In his 2019 New Year’s message, PM Lee uses quite a lot of positive adjectives to describe Singapore’s growth this past year.
Describing 2018 as a ‘productive year for Singapore’, PM Lee first noted that the local economy grew steadily at 3.3%, exceeding expectations. He then moved on to review Singapore’s year on three fronts: international, domestic, and local leadership.
Singapore on the international stage
PM Lee described 2018 as eventful – touching on the US-Korea summit hosted in Singapore and ASEAN summits chaired by SG. He also mentioned ‘special initiatives’ launched at the ASEAN summit to enhance regional stability and integration.

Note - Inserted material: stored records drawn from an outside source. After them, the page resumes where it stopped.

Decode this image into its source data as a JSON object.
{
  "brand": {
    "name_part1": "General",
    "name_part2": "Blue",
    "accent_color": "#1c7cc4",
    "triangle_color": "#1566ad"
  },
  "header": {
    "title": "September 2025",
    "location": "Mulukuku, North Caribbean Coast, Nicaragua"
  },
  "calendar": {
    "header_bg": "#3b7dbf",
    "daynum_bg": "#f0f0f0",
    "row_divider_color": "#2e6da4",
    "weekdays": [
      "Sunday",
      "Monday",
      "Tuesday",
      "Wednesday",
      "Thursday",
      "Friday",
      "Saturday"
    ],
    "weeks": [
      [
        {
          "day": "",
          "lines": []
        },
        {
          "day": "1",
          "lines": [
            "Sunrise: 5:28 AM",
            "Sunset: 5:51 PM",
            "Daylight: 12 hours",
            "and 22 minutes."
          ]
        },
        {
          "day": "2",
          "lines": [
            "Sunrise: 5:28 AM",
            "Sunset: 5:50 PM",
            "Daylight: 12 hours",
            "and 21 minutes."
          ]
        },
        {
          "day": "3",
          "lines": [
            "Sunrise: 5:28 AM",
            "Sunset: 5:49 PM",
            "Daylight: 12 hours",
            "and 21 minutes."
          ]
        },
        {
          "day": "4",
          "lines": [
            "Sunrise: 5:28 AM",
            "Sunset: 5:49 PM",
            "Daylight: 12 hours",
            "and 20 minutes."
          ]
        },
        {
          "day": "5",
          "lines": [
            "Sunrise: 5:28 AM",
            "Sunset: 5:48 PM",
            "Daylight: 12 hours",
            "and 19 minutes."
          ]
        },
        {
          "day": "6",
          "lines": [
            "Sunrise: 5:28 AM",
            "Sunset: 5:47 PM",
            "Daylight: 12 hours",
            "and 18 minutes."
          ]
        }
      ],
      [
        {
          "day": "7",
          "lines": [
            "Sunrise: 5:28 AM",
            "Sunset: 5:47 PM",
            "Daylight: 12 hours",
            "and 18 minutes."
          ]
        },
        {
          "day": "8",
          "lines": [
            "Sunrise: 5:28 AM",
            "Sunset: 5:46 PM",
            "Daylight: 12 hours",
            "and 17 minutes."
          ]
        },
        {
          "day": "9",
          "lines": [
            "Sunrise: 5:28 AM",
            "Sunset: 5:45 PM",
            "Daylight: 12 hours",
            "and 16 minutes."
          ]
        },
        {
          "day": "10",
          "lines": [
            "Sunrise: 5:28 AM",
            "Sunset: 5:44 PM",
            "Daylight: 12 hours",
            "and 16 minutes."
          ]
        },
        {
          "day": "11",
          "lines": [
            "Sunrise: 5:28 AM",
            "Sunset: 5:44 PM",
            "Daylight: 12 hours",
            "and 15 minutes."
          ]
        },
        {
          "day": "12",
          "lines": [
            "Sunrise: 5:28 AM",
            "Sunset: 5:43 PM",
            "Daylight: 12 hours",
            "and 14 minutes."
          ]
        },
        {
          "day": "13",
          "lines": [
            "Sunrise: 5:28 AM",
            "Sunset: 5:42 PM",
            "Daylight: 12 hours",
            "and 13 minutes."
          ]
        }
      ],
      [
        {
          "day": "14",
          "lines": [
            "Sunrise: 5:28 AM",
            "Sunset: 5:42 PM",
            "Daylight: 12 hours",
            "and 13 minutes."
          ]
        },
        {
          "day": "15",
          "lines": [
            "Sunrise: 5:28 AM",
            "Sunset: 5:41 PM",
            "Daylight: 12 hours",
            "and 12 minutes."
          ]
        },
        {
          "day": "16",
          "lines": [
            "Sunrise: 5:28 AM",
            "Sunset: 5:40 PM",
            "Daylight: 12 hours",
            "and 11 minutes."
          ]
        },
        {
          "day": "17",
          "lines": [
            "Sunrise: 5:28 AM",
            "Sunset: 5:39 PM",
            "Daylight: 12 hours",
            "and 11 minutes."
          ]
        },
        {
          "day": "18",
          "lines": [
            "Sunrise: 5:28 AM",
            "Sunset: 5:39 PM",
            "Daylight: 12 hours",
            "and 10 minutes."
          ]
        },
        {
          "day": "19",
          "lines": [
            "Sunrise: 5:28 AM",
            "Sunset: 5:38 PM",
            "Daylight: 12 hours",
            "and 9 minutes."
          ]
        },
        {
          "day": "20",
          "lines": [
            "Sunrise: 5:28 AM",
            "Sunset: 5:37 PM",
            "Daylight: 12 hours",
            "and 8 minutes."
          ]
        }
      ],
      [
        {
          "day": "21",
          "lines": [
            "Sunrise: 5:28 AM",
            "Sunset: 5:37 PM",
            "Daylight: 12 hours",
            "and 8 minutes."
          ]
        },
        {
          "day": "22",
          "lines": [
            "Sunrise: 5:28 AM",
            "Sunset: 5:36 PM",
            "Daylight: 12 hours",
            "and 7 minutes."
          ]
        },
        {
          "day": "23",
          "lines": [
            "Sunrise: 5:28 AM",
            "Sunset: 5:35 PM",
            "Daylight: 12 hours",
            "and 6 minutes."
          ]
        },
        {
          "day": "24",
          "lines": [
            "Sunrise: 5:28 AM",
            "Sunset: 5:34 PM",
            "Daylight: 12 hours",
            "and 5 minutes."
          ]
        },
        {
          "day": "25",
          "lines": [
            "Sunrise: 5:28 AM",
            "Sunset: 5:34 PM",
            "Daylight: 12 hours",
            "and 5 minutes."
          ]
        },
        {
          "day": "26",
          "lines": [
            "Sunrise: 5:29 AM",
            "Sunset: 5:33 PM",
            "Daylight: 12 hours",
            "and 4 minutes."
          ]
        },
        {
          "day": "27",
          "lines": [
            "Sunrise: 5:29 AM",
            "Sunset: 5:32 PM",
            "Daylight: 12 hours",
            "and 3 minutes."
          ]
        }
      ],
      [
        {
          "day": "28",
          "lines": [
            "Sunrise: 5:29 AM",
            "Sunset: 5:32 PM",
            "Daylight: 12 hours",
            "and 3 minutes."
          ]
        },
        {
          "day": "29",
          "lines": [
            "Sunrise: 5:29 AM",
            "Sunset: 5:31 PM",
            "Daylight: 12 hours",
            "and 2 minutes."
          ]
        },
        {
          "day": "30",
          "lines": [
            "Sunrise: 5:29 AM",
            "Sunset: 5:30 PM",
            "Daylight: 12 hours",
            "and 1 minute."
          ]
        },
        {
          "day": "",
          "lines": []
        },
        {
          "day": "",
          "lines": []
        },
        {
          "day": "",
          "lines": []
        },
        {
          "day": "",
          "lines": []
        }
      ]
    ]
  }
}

He then briefly mentioned geopolitical tensions between US and China as well as the rising tensions with Malaysia, noting that Singapore hopes to maintain a constructive partnership with her neighbours. Details on how this would be achieved was expectedly scarce in his message.
Domestically, PM Lee noted that Singapore has been making progress and have ‘coped better than most countries’ to societal stress over stagnating wages and malfunctioning of political systems. He said, ‘The economy has grown, unemployment remains low, and incomes have risen across the board’. He also noted improvements in healthcare, education, housing, and public transport. He mentioned the opening of new hospitals, a shift in focus on education from exams to a holistic approach, and improvements in the housing and transport networks.
Curiously, though not surprisingly, nothing was mentioned about the rising voices of discontent or the rough patches Singapore has experienced this past 12 months from a crackdown on independent media to politically charged lawsuits, the formation of new opposition political parties or even the worsening flood issue.
Finally, PM Lee talked about the leadership transition that Singapore is undergoing. Specifically, the PM noted that younger political office holders have settled on Heng Swee Keat as their leader and Chan Chun Sing as his deputy. This, he says, is a good outcome that inspires confidence that Singapore will be well taken care of in the long run.
The PM then called for Singaporeans to work with these younger political leaders to create the best team for Singapore. He also said that the country’s model of governance is ‘exceptional’ and has served Singapore well. He cautioned that ‘Singapore politics cannot afford to be riven and destabilised by the rivalries, contestations and factions so often seen elsewhere’ – possibly a reference to what happened in Malaysia last year.
Ending his message, the PM said ‘Despite the uncertain external environment and economic outlook, we are entering our Bicentennial Year with renewed vigour and purpose.’